Putin wants to be paid in Euros?
Few leaders are eager to join the Eurozone nowdays, as the debt crisis casts doubt on survival of the currency union, but such candidates still exist. Today, the beleaguered Eurozone had to consider one particularly unlikely candidate: Putin.
Speaking at a conference in Germany the Russian prime minister, who is in the country for talks with Chancellor Angela Merkel, said he was convinced the euro would stabilise and strengthen despite the current sovereign debt crisis.
He said: "Yes, there are problems. But the economic policy of the European Central Bank and of the governments of leading European economies ... convinces me that the stability of the euro will be ensured."
He added: "We know there are problems in Portugal, Greece, Ireland and the euro is wobbling a bit. On the whole it is a solid, good currency and it should take its place, its role as a reserve currency.

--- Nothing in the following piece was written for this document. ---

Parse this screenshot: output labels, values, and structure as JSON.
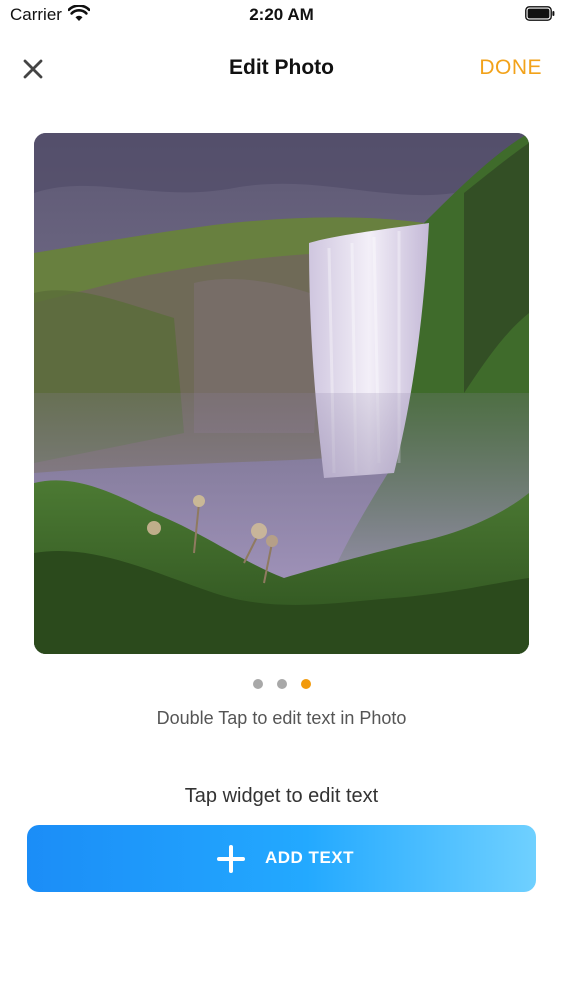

Asked about Russia's role in the eurozone in the future, Mr Putin said: "Can it be supposed that one day Russia will be in some joint currency zone with Europe? Yes, quite possible."